I blame your extraordinary team of tax specialists. When Paul Krugman joked that there were no tax experts that had not already joined your administration, I immediately thought of one whom they had not even had a conversation with until a few days ago.
With her acclaimed book The Whiteness of Wealth, Dorothy Brown showed the world what we tax nerds long suspected.
As Brown bluntly puts it: “When white and Black Americans engage in the exact same thing—marriage, homeownership, job, paying for college—tax policy advantages the white way of engaging in behavior while disadvantaging the Black way of engaging in the behavior.” While the long-standing IRS refusal to calculate statistics by race makes hard data scarce, nobody knows more about the ways racism affects our tax laws than Brown does.
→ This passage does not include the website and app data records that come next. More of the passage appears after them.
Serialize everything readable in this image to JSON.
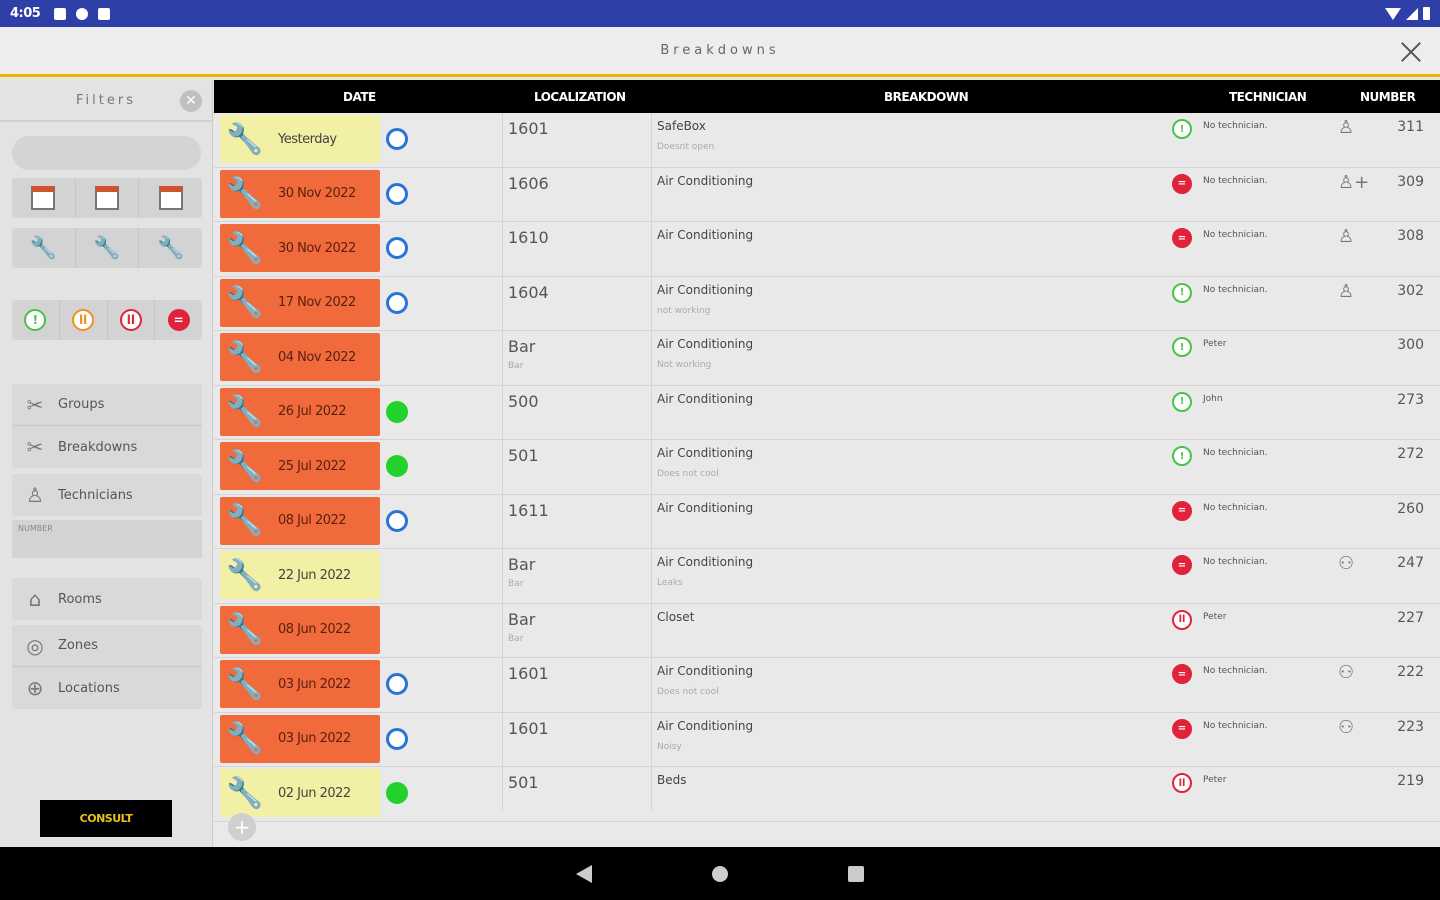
{
  "status_bar": {
    "time": "4:05"
  },
  "header": {
    "title": "Breakdowns"
  },
  "filters": {
    "title": "Filters",
    "clear_icon": "clear-circle-icon"
  },
  "sidebar_menu": {
    "group1": [
      {
        "label": "Groups",
        "icon": "tools-icon"
      },
      {
        "label": "Breakdowns",
        "icon": "tools-icon"
      }
    ],
    "technicians": {
      "label": "Technicians",
      "icon": "person-icon"
    },
    "number_label": "NUMBER",
    "group2": [
      {
        "label": "Rooms",
        "icon": "door-icon"
      },
      {
        "label": "Zones",
        "icon": "zone-icon"
      },
      {
        "label": "Locations",
        "icon": "globe-icon"
      }
    ]
  },
  "consult_label": "CONSULT",
  "table": {
    "columns": {
      "date": "DATE",
      "localization": "LOCALIZATION",
      "breakdown": "BREAKDOWN",
      "technician": "TECHNICIAN",
      "number": "NUMBER"
    },
    "rows": [
      {
        "date": "Yesterday",
        "color": "yellow",
        "user": "blue",
        "loc": "1601",
        "loc_sub": "",
        "bd": "SafeBox",
        "bd_sub": "Doesnt open",
        "status": "open",
        "tech": "No technician.",
        "num_icon": "person-icon",
        "number": "311"
      },
      {
        "date": "30 Nov 2022",
        "color": "red",
        "user": "blue",
        "loc": "1606",
        "loc_sub": "",
        "bd": "Air Conditioning",
        "bd_sub": "",
        "status": "stop",
        "tech": "No technician.",
        "num_icon": "person-add-icon",
        "number": "309"
      },
      {
        "date": "30 Nov 2022",
        "color": "red",
        "user": "blue",
        "loc": "1610",
        "loc_sub": "",
        "bd": "Air Conditioning",
        "bd_sub": "",
        "status": "stop",
        "tech": "No technician.",
        "num_icon": "person-icon",
        "number": "308"
      },
      {
        "date": "17 Nov 2022",
        "color": "red",
        "user": "blue",
        "loc": "1604",
        "loc_sub": "",
        "bd": "Air Conditioning",
        "bd_sub": "not working",
        "status": "open",
        "tech": "No technician.",
        "num_icon": "person-icon",
        "number": "302"
      },
      {
        "date": "04 Nov 2022",
        "color": "red",
        "user": "",
        "loc": "Bar",
        "loc_sub": "Bar",
        "bd": "Air Conditioning",
        "bd_sub": "Not working",
        "status": "open",
        "tech": "Peter",
        "num_icon": "",
        "number": "300"
      },
      {
        "date": "26 Jul 2022",
        "color": "red",
        "user": "green",
        "loc": "500",
        "loc_sub": "",
        "bd": "Air Conditioning",
        "bd_sub": "",
        "status": "open",
        "tech": "John",
        "num_icon": "",
        "number": "273"
      },
      {
        "date": "25 Jul 2022",
        "color": "red",
        "user": "green",
        "loc": "501",
        "loc_sub": "",
        "bd": "Air Conditioning",
        "bd_sub": "Does not cool",
        "status": "open",
        "tech": "No technician.",
        "num_icon": "",
        "number": "272"
      },
      {
        "date": "08 Jul 2022",
        "color": "red",
        "user": "blue",
        "loc": "1611",
        "loc_sub": "",
        "bd": "Air Conditioning",
        "bd_sub": "",
        "status": "stop",
        "tech": "No technician.",
        "num_icon": "",
        "number": "260"
      },
      {
        "date": "22 Jun 2022",
        "color": "yellow",
        "user": "",
        "loc": "Bar",
        "loc_sub": "Bar",
        "bd": "Air Conditioning",
        "bd_sub": "Leaks",
        "status": "stop",
        "tech": "No technician.",
        "num_icon": "group-icon",
        "number": "247"
      },
      {
        "date": "08 Jun 2022",
        "color": "red",
        "user": "",
        "loc": "Bar",
        "loc_sub": "Bar",
        "bd": "Closet",
        "bd_sub": "",
        "status": "paused",
        "tech": "Peter",
        "num_icon": "",
        "number": "227"
      },
      {
        "date": "03 Jun 2022",
        "color": "red",
        "user": "blue",
        "loc": "1601",
        "loc_sub": "",
        "bd": "Air Conditioning",
        "bd_sub": "Does not cool",
        "status": "stop",
        "tech": "No technician.",
        "num_icon": "group-icon",
        "number": "222"
      },
      {
        "date": "03 Jun 2022",
        "color": "red",
        "user": "blue",
        "loc": "1601",
        "loc_sub": "",
        "bd": "Air Conditioning",
        "bd_sub": "Noisy",
        "status": "stop",
        "tech": "No technician.",
        "num_icon": "group-icon",
        "number": "223"
      },
      {
        "date": "02 Jun 2022",
        "color": "yellow",
        "user": "green",
        "loc": "501",
        "loc_sub": "",
        "bd": "Beds",
        "bd_sub": "",
        "status": "paused",
        "tech": "Peter",
        "num_icon": "",
        "number": "219"
      }
    ]
  },
  "colors": {
    "accent": "#f0b400",
    "status_bar": "#2f3fa8",
    "date_red": "#f06a3c",
    "date_yellow": "#f2f0a4",
    "consult_text": "#e8c21a"
  }
}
The reason your team snubbed her, despite your vow to challenge systemic racism, helps explain why they did not adequately warn you against using your bully pulpit to indict a pair of majority-Black countries for the failures of our global tax system without mentioning majority-white Ireland or Switzerland.
They simply don’t want to talk about race. Which is a problem. One of your first actions as president was issuing an executive order addressing systemic racism. For the first time, that will force our nation’s tax officials to acknowledge that the tax law may not only reflect but also exacerbate white privilege. ...
Even if you managed to completely vanquish racism in every other part of government, failing to address it in taxation would be a problem. That would be like replacing all our gas guzzlers with electric cars only to fuel them with coal-burning power plants. You can’t fix systemic racism without taking a hard look at—and sometimes being told a hard truth about—the laws that provide the fuel our government runs on.